“I started the program mainly with information about Africa and Native American cultures,” she said. “Then as refugees and immigrants came in from Laos, Cambodia, a few from Thailand, Haiti, Dominican Republic, Cuba, Russia, I started adding these other cultures because the parents in the schools would ask me to.”
As Nashville grew, so did the need for more multi-cultural programs.
“I pulled together parents who had been artists in their homeland, but then came here and had to take other jobs and we formed our founding board,” Gilbert said.
In 1996, she bought the historic Richland Hall building on Charlotte Avenue and opened the Global Education Center.
Inside the center, the world comes together in a multi-cultural hub of 110 artists from 40 countries and cultures.
“A lot of immigrants come here because we have a thriving economy and a lot of our Chinese, Indian, they come here for tech reasons for either college or technical jobs and they like it and they stay.

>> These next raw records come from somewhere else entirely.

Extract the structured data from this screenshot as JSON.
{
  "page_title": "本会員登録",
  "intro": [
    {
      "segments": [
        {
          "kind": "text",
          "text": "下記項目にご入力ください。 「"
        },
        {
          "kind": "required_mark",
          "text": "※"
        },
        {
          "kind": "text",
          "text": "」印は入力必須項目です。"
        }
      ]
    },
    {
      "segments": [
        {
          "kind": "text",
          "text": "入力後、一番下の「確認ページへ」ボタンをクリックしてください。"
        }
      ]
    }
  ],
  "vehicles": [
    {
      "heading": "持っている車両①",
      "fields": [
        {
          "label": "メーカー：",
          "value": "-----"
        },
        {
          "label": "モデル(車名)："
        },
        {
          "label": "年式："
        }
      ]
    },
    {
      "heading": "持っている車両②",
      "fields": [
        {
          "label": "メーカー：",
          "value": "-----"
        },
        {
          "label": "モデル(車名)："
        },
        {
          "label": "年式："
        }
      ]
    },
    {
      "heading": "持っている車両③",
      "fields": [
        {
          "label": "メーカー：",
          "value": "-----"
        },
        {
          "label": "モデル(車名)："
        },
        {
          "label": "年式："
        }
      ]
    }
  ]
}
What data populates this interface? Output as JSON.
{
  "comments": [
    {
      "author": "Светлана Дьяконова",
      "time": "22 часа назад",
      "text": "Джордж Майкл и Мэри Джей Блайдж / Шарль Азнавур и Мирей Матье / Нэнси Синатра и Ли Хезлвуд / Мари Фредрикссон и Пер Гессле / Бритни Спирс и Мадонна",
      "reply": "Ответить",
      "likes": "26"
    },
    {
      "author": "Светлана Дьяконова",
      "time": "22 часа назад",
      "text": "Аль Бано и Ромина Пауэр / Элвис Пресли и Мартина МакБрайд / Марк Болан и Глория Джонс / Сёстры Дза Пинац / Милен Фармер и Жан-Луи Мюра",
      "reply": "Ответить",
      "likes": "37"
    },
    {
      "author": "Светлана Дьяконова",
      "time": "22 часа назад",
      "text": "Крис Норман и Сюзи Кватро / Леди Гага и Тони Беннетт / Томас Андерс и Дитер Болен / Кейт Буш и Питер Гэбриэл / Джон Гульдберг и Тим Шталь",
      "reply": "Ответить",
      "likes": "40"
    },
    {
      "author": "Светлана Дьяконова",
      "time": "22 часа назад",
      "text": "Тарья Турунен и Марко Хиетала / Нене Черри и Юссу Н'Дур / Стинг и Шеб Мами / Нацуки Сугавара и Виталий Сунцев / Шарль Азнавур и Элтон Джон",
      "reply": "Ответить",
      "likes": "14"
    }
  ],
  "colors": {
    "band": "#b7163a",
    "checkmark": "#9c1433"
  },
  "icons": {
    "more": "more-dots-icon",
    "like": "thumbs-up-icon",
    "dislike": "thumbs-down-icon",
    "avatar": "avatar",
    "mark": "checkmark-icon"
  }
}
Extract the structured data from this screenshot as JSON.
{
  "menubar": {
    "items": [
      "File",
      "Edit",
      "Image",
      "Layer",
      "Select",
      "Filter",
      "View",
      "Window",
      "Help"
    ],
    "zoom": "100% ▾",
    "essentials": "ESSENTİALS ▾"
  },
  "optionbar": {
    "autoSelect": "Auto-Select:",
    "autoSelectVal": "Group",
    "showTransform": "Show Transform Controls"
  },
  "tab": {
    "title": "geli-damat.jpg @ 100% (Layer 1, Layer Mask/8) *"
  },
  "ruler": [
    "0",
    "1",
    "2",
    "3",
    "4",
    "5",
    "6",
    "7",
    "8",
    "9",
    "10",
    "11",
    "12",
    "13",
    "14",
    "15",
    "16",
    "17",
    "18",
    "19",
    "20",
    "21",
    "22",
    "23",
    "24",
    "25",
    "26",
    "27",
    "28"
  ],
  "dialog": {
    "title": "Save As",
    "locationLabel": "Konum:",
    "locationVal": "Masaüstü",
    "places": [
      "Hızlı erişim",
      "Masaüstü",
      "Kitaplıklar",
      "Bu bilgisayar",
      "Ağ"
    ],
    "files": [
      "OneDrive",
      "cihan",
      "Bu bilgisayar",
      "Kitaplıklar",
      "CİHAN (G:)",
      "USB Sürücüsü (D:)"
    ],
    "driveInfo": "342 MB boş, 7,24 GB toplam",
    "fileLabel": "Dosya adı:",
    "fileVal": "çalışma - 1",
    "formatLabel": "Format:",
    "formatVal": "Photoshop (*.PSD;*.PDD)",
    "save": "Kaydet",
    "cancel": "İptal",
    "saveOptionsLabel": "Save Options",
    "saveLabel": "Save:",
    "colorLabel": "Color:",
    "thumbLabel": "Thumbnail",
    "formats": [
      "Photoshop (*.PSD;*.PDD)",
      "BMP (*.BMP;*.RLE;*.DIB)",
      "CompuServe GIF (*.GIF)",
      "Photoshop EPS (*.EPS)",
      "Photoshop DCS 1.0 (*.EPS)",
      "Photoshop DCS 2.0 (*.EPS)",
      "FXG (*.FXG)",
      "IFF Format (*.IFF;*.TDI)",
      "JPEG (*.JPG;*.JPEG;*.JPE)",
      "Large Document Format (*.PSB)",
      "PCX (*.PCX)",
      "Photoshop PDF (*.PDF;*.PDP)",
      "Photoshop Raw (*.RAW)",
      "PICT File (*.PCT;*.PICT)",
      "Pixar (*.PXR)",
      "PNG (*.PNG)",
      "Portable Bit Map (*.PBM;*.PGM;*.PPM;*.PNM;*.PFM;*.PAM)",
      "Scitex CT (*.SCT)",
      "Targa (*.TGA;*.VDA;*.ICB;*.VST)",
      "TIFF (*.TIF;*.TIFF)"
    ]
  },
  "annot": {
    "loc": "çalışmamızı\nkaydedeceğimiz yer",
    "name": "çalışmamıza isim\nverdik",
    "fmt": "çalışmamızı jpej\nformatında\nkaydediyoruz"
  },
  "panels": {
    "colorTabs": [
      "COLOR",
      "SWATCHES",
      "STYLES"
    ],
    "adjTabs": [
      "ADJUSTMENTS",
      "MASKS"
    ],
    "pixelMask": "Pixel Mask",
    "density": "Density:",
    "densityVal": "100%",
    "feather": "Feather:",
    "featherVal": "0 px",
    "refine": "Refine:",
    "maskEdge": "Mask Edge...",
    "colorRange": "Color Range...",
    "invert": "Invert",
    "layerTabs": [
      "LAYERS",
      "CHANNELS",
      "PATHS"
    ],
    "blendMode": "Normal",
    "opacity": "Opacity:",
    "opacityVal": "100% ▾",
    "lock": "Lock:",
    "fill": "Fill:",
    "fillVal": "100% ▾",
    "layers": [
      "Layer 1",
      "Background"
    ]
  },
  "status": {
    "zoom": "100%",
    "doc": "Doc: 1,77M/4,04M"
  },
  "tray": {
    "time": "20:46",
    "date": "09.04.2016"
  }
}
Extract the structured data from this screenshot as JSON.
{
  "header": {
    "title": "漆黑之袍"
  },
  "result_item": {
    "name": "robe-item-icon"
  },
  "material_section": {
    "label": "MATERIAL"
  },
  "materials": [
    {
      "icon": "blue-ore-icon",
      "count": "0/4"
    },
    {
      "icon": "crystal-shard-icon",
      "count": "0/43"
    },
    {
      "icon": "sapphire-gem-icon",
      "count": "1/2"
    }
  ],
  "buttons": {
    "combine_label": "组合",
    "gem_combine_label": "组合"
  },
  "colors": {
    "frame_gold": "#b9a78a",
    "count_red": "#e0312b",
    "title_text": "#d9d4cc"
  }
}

In fact, we do cultural exchanges with schools in China and I can’t tell you how many teachers have purchased homes here and want to come back someday,” Gilbert said.
Gilbert said she is proud of the progress she has experienced first-hand.
“I love it because when I came to Nashville it was pretty much black and white and they were very much segregated. I love some of the neighborhoods now… every hue and languages,” she said.
With more than 120 different languages spoken in Metro Nashville Public Schools, Gilbert has helped make our city the kind of place she hoped to find so many years ago.